On the day after Halloween, in the year 1327, four children slip away from the cathedral city of Kingsbridge. They are a thief, a bully, a boy genius and a girl who wants to be a doctor. In the forest they see two men killed.As adults, their lives will be braided together by ambition, love, greed and revenge. They will see prosperity and famine, plague and war. One boy will travel the world but come home in the end; the other will be a powerful, corrupt nobleman. One girl will defy the might of the medieval church; the other will pursue an impossible love. And always they will live under the long shadow of the unexplained killing they witnessed on that fateful childhood day.Ken Follett's masterful epic The Pillars of the Earth enchanted millions of readers with its compelling drama of war, passion and family conflict set around the building of a cathedral. World Without End takes readers back to medieval Kingsbridge two centuries later, as the men, women and children of the city once again grapple with the devastating sweep of historical change.World Without End is followed by the third of Ken Follett's Kingsbridge novels, A Column of Fire.
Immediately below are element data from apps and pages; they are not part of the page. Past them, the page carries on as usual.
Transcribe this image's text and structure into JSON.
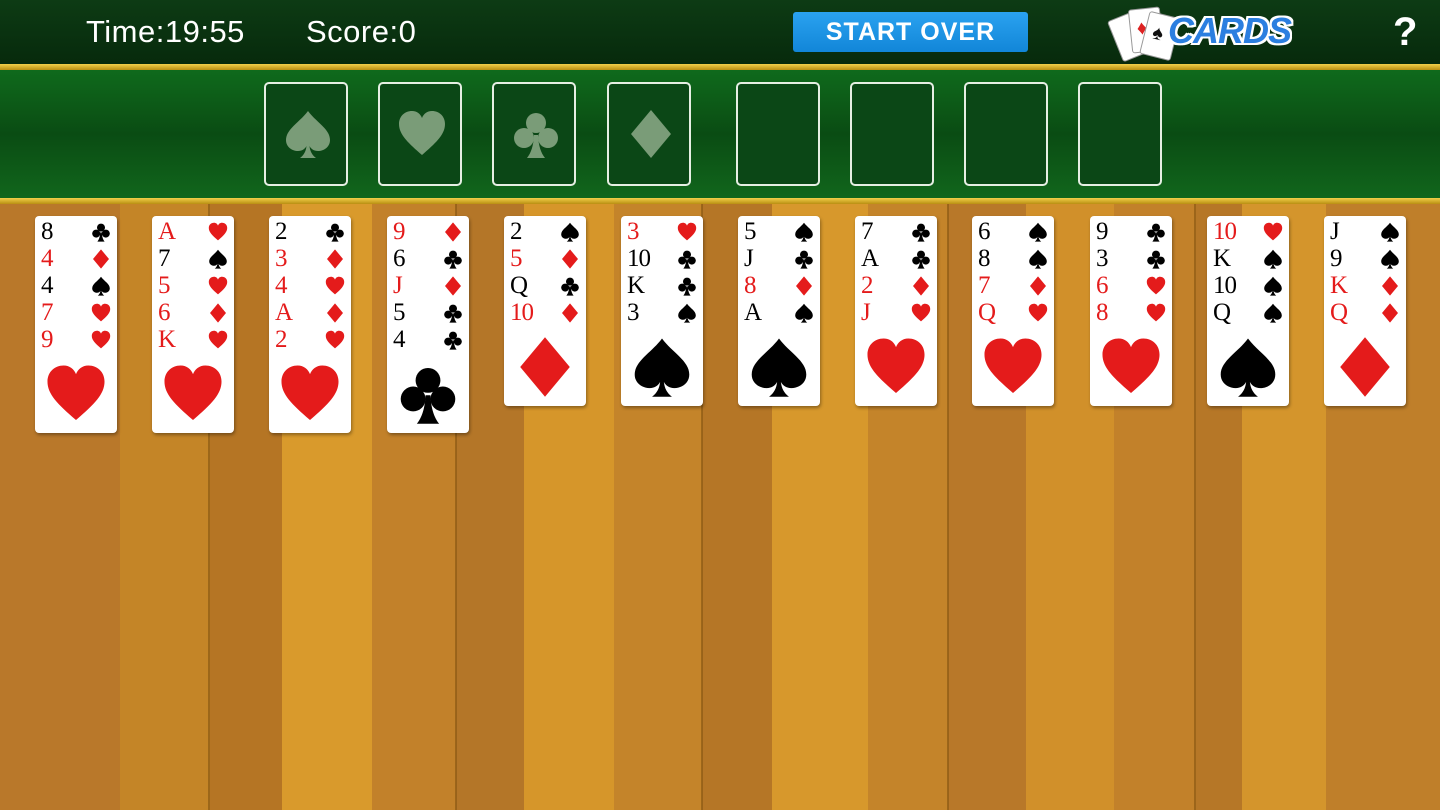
{
  "header": {
    "time_label": "Time:19:55",
    "score_label": "Score:0",
    "start_over_label": "START OVER",
    "logo_text": "CARDS",
    "help_label": "?"
  },
  "colors": {
    "topbar": "#072a0c",
    "felt": "#0b4716",
    "gold": "#f2cf4a",
    "wood_dark": "#b9782a",
    "wood_light": "#d99a2c",
    "red_suit": "#e41b1b",
    "button": "#1a90e0"
  },
  "foundations": [
    {
      "suit": "spade"
    },
    {
      "suit": "heart"
    },
    {
      "suit": "club"
    },
    {
      "suit": "diamond"
    },
    {
      "suit": ""
    },
    {
      "suit": ""
    },
    {
      "suit": ""
    },
    {
      "suit": ""
    }
  ],
  "tableau": [
    [
      {
        "rank": "8",
        "suit": "club"
      },
      {
        "rank": "4",
        "suit": "diamond"
      },
      {
        "rank": "4",
        "suit": "spade"
      },
      {
        "rank": "7",
        "suit": "heart"
      },
      {
        "rank": "9",
        "suit": "heart"
      }
    ],
    [
      {
        "rank": "A",
        "suit": "heart"
      },
      {
        "rank": "7",
        "suit": "spade"
      },
      {
        "rank": "5",
        "suit": "heart"
      },
      {
        "rank": "6",
        "suit": "diamond"
      },
      {
        "rank": "K",
        "suit": "heart"
      }
    ],
    [
      {
        "rank": "2",
        "suit": "club"
      },
      {
        "rank": "3",
        "suit": "diamond"
      },
      {
        "rank": "4",
        "suit": "heart"
      },
      {
        "rank": "A",
        "suit": "diamond"
      },
      {
        "rank": "2",
        "suit": "heart"
      }
    ],
    [
      {
        "rank": "9",
        "suit": "diamond"
      },
      {
        "rank": "6",
        "suit": "club"
      },
      {
        "rank": "J",
        "suit": "diamond"
      },
      {
        "rank": "5",
        "suit": "club"
      },
      {
        "rank": "4",
        "suit": "club"
      }
    ],
    [
      {
        "rank": "2",
        "suit": "spade"
      },
      {
        "rank": "5",
        "suit": "diamond"
      },
      {
        "rank": "Q",
        "suit": "club"
      },
      {
        "rank": "10",
        "suit": "diamond"
      }
    ],
    [
      {
        "rank": "3",
        "suit": "heart"
      },
      {
        "rank": "10",
        "suit": "club"
      },
      {
        "rank": "K",
        "suit": "club"
      },
      {
        "rank": "3",
        "suit": "spade"
      }
    ],
    [
      {
        "rank": "5",
        "suit": "spade"
      },
      {
        "rank": "J",
        "suit": "club"
      },
      {
        "rank": "8",
        "suit": "diamond"
      },
      {
        "rank": "A",
        "suit": "spade"
      }
    ],
    [
      {
        "rank": "7",
        "suit": "club"
      },
      {
        "rank": "A",
        "suit": "club"
      },
      {
        "rank": "2",
        "suit": "diamond"
      },
      {
        "rank": "J",
        "suit": "heart"
      }
    ],
    [
      {
        "rank": "6",
        "suit": "spade"
      },
      {
        "rank": "8",
        "suit": "spade"
      },
      {
        "rank": "7",
        "suit": "diamond"
      },
      {
        "rank": "Q",
        "suit": "heart"
      }
    ],
    [
      {
        "rank": "9",
        "suit": "club"
      },
      {
        "rank": "3",
        "suit": "club"
      },
      {
        "rank": "6",
        "suit": "heart"
      },
      {
        "rank": "8",
        "suit": "heart"
      }
    ],
    [
      {
        "rank": "10",
        "suit": "heart"
      },
      {
        "rank": "K",
        "suit": "spade"
      },
      {
        "rank": "10",
        "suit": "spade"
      },
      {
        "rank": "Q",
        "suit": "spade"
      }
    ],
    [
      {
        "rank": "J",
        "suit": "spade"
      },
      {
        "rank": "9",
        "suit": "spade"
      },
      {
        "rank": "K",
        "suit": "diamond"
      },
      {
        "rank": "Q",
        "suit": "diamond"
      }
    ]
  ]
}
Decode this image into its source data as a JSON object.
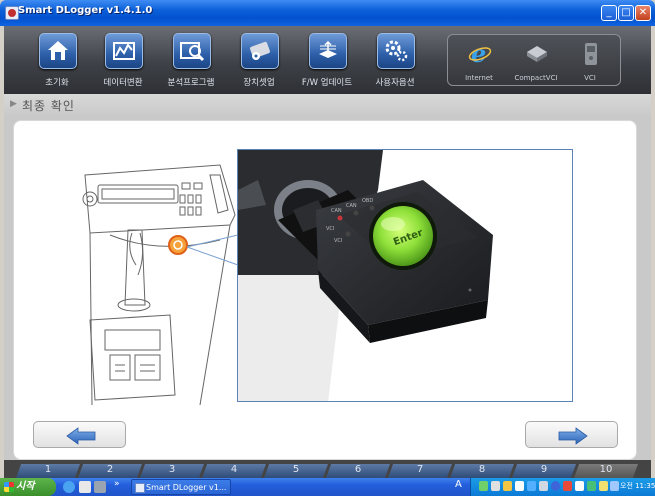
{
  "window": {
    "title": "Smart DLogger v1.4.1.0",
    "controls": {
      "minimize": "_",
      "maximize": "□",
      "close": "✕"
    }
  },
  "toolbar": {
    "buttons": [
      {
        "id": "home",
        "label": "초기화",
        "icon": "home-icon"
      },
      {
        "id": "data-convert",
        "label": "데이터변환",
        "icon": "data-convert-icon"
      },
      {
        "id": "analysis",
        "label": "분석프로그램",
        "icon": "analysis-icon"
      },
      {
        "id": "device-settings",
        "label": "장치셋업",
        "icon": "device-settings-icon"
      },
      {
        "id": "fw-update",
        "label": "F/W 업데이트",
        "icon": "firmware-update-icon"
      },
      {
        "id": "user-options",
        "label": "사용자옵션",
        "icon": "gear-icon"
      }
    ],
    "right": [
      {
        "id": "internet",
        "label": "Internet",
        "icon": "internet-explorer-icon"
      },
      {
        "id": "compactvci",
        "label": "CompactVCI",
        "icon": "compactvci-icon"
      },
      {
        "id": "vci",
        "label": "VCI",
        "icon": "vci-icon"
      }
    ]
  },
  "breadcrumb": {
    "arrow": "▶",
    "text": "최종 확인"
  },
  "device": {
    "button_label": "Enter",
    "leds": [
      "CAN",
      "CAN",
      "OBD",
      "VCI",
      "VCI"
    ]
  },
  "navigation": {
    "prev_icon": "arrow-left-icon",
    "next_icon": "arrow-right-icon"
  },
  "steps": [
    {
      "label": "1",
      "active": true
    },
    {
      "label": "2",
      "active": true
    },
    {
      "label": "3",
      "active": true
    },
    {
      "label": "4",
      "active": true
    },
    {
      "label": "5",
      "active": true
    },
    {
      "label": "6",
      "active": true
    },
    {
      "label": "7",
      "active": true
    },
    {
      "label": "8",
      "active": true
    },
    {
      "label": "9",
      "active": true
    },
    {
      "label": "10",
      "active": false
    }
  ],
  "taskbar": {
    "start_label": "시작",
    "task_item": "Smart DLogger v1...",
    "ime": "A",
    "clock": "오전 11:35",
    "chevron": "»"
  },
  "colors": {
    "accent": "#2d5fa9",
    "panel_bg": "#ffffff",
    "frame": "#5b83b8",
    "led_green": "#8fe03a"
  }
}
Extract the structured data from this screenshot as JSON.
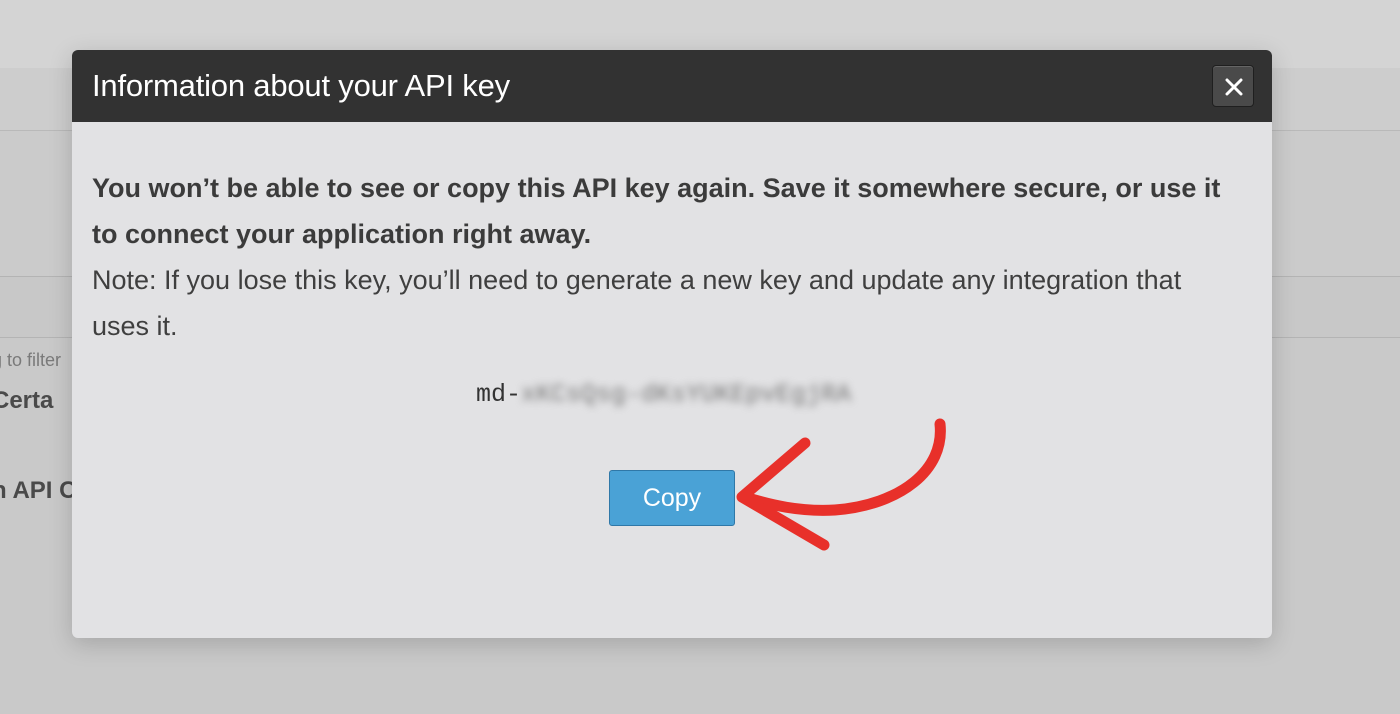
{
  "background": {
    "filter_hint": "g to filter",
    "item_1": "Certa",
    "item_2": "n API C"
  },
  "modal": {
    "title": "Information about your API key",
    "close_label": "×",
    "warning": "You won’t be able to see or copy this API key again. Save it somewhere secure, or use it to connect your application right away.",
    "note": "Note: If you lose this key, you’ll need to generate a new key and update any integration that uses it.",
    "api_key_prefix": "md-",
    "api_key_masked": "xKCsQsg-dKsYUKEpvEgjRA",
    "copy_label": "Copy"
  },
  "colors": {
    "header_bg": "#323232",
    "modal_bg": "#e2e2e4",
    "copy_button": "#4aa2d6",
    "arrow": "#e8302a"
  }
}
#1 New York Times Bestseller In 1989, Ken Follett astonished the literary world with The Pillars of the Earth, a sweeping epic novel set in twelfth-century England centered on the building of a cathedral and many of the hundreds of lives it affected. Critics were overwhelmed—“it will hold you, fascinate you, surround you” (Chicago Tribune)—and readers everywhere hoped for a sequel. Look out for the next book in this series, A Column of Fire, available now. World Without End takes place in the same town of Kingsbridge, two centuries after the townspeople finished building the exquisite Gothic cathedral that was at the heart of The Pillars of the Earth. The cathedral and the priory are again at the center of a web of love and hate, greed and pride, ambition and revenge, but this sequel stands on its own. This time the men and women of an extraordinary cast of characters find themselves at a crossroads of new ideas—about medicine, commerce, architecture, and justice. In a world where proponents of the old ways fiercely battle those with progressive minds, the intrigue and tension quickly reach a boiling point against the devastating backdrop of the greatest natural disaster ever to strike the human race—the Black Death. Three years in the writing and nearly eighteen years since its predecessor, World Without End breathes new life into the epic historical novel and once again shows that Ken Follett is a masterful author writing at the top of his craft.
A Study Guide for Ken Follett's "World Without End," excerpted from Gale's acclaimed Literary Newsmakers for Students. This concise study guide includes plot summary; character analysis; author biography; study questions; historical context; suggestions for further reading; and much more. For any literature project, trust Literary Newsmakers for Students for all of your research needs.